He's not happy to be riding through the woods in the rain, but Katie looked kind of freaked out. When Cameron stops for a moment, he hears something. He listens carefully and hears it again. It sounds like crying. It is crying. In fact, it's a baby!
Cameron can't believe he has found what looks like a newborn wrapped in blankets out in the woods. He wraps it in his sweater and zips it inside his coat and bikes out to the road. After a few tries, he gets a car to stop and pick him up. Luckily, the driver is a nurse. She quickly checks on the baby and heads to the nearest hospital.
The good news is the baby will survive. The bad news is Cameron is pretty sure he knows whose baby it is. He cautiously answers questions from doctors, a social worker, and the police, but the answer they all want to hear, he keeps to himself.

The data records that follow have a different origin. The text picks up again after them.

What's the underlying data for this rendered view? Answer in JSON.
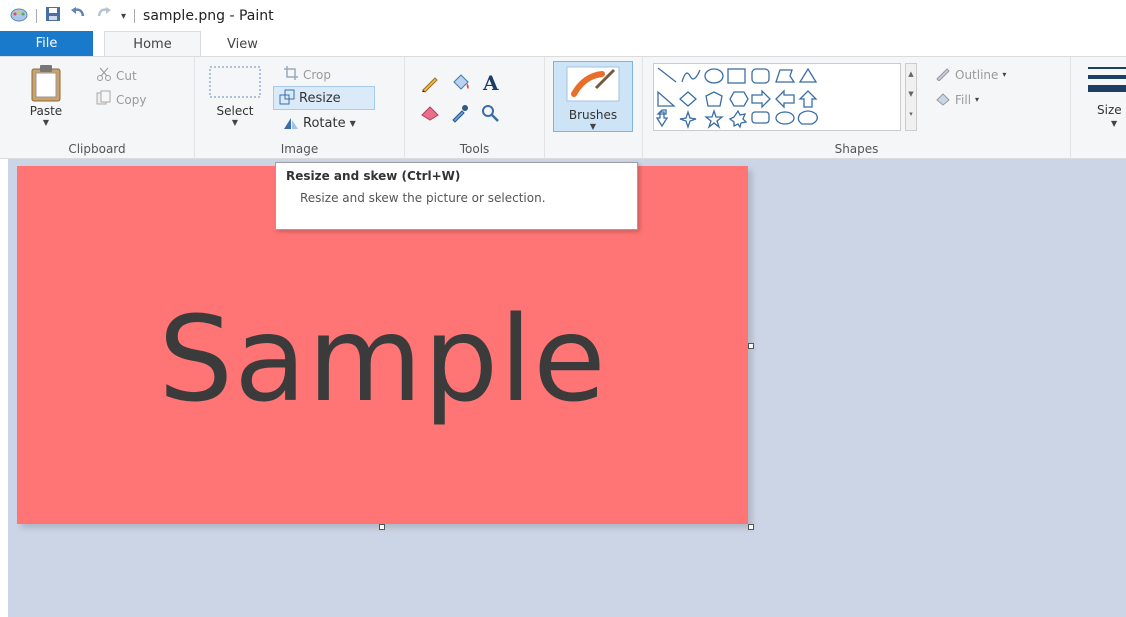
{
  "titlebar": {
    "title": "sample.png - Paint"
  },
  "tabs": {
    "file": "File",
    "home": "Home",
    "view": "View"
  },
  "clipboard": {
    "paste": "Paste",
    "cut": "Cut",
    "copy": "Copy",
    "label": "Clipboard"
  },
  "image": {
    "select": "Select",
    "crop": "Crop",
    "resize": "Resize",
    "rotate": "Rotate",
    "label": "Image"
  },
  "tools": {
    "label": "Tools",
    "text_glyph": "A"
  },
  "brushes": {
    "label": "Brushes"
  },
  "shapes": {
    "outline": "Outline",
    "fill": "Fill",
    "label": "Shapes"
  },
  "size": {
    "label": "Size"
  },
  "canvas": {
    "text": "Sample",
    "fill_color": "#ff7575"
  },
  "tooltip": {
    "title": "Resize and skew (Ctrl+W)",
    "body": "Resize and skew the picture or selection."
  },
  "colors": {
    "file_tab": "#1979ca",
    "workspace": "#ccd5e6"
  }
}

IN THE WOODS presents the distressing scenario of an abandoned infant. It's a story all too common in the news today. Author Robin Stevenson brings this grim reality to life as she describes Cameron's struggle to face the truth about his sister.

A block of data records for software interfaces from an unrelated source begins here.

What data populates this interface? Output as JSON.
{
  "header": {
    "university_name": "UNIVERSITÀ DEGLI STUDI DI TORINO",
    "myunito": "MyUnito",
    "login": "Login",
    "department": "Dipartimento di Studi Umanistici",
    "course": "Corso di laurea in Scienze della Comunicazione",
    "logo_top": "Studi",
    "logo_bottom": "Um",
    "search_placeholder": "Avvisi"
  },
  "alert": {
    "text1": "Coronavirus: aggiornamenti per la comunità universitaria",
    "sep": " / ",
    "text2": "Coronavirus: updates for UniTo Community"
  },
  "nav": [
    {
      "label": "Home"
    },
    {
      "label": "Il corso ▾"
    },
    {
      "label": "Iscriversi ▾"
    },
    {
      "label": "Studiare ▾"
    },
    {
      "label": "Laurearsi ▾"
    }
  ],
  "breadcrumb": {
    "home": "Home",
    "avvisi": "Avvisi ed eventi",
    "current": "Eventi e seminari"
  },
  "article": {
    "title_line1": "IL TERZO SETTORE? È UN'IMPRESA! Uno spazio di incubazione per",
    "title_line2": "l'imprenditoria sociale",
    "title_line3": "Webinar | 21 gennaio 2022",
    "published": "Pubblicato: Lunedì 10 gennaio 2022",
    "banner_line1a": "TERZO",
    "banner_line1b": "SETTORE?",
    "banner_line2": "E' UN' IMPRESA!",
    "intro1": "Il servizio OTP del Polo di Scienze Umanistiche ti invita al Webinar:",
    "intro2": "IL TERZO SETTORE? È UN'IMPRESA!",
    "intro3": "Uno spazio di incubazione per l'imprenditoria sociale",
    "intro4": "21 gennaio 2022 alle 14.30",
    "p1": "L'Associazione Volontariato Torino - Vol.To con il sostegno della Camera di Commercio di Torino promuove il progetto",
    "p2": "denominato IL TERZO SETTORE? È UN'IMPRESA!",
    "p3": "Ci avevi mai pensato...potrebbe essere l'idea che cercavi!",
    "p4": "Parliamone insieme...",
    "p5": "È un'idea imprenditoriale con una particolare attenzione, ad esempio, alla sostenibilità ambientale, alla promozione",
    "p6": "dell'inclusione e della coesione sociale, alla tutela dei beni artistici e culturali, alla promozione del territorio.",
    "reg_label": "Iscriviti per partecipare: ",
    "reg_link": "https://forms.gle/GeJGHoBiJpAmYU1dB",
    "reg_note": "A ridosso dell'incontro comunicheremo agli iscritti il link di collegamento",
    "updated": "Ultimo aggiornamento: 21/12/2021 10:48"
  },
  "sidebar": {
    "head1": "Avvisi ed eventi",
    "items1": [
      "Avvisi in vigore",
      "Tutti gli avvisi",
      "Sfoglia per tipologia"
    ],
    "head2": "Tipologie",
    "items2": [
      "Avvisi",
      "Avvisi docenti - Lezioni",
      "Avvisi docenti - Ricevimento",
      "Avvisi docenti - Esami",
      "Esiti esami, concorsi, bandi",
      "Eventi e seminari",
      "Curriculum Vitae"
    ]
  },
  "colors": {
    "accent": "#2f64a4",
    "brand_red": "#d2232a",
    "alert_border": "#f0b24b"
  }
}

Only 124 pages long, IN THE WOODS takes readers quickly into the emotionally charged situation, and keeps them on the edge of their seats right to the end.
3 out of 3 people found this review helpful.Was this review helpful? Yes NoThank you for your feedback. Report this reviewThank you, this review has been flagged.
Posted October 31, 2009
This books can be a life lesson to all the teenagers to be their self. Don't be scared to tell someone about your problems, especially to are parents because I know they will understand. Nobody is perfect just be yourself..
2 out of 2 people found this review helpful.Was this review helpful? Yes NoThank you for your feedback. Report this reviewThank you, this review has been flagged.
Posted May 15, 2014
As I was looking for a nice book for a project for English. While I’m looking I see the mystery section and the first book that caught my eye was called “In the Woods”. It had a nice blue color and had a blurry bike rider on the cover. So since it was a mystery I picked it. The title seemed cool. I procrastinated for a few days thinking did I pick the right book? So instead of whimpering I just started reading it. I finished 6 chapters that first day. The book was great so far I liked it. So I finished reading it later on because I got into it so fast.
In The Woods is about a boy Cameron. He got a call from his twin sister Katie one day telling him to hurry up and go to this old park they use to go to as kids. She didn’t give him info on anything so he just went. He rode around the park for a while until he started to here a cry. He thought to himself thinking is it his sister playing a trick on him? But she wasn’t a girl to prank people. Mysteriously it wasn’t her it was a baby. A poor defenseless baby alone in the woods. It wasn’t luck his sister told him to go maybe she had something to do with it. That’s what Cameron tries to figure out.
This book was great and weird. Robin Stevenson was a good writer at least I think so because of this book. It kept me reading and I think that’s what a writer tries to do so she succeeded. I recommend this book.
Posted May 12, 2014
Part of the Orca Soundings hi-lo series, this Spanish-language version of "In The Woods" tells the story of Cameron finding a newborn baby in the woods and suspecting that his twin-sister, the always-perfect Katie, is the mother. The reader will come the that conclusion shortly before Cameron does but the story line remains interesting. Will Cameron tell the social worker? The police? There is a back story that could've been developed a bit more--that of the abuse on Katie by their mother's former boyfriend. This is not written as a cautionary tale to prevent teen pregnancy but does bring up the topic of doing the right thing, wondering what the right thing is, and when is it right to protect a loved one. Orca books remain popular with my students.Was this review helpful? Yes NoThank you for your feedback. Report this reviewThank you, this review has been flagged.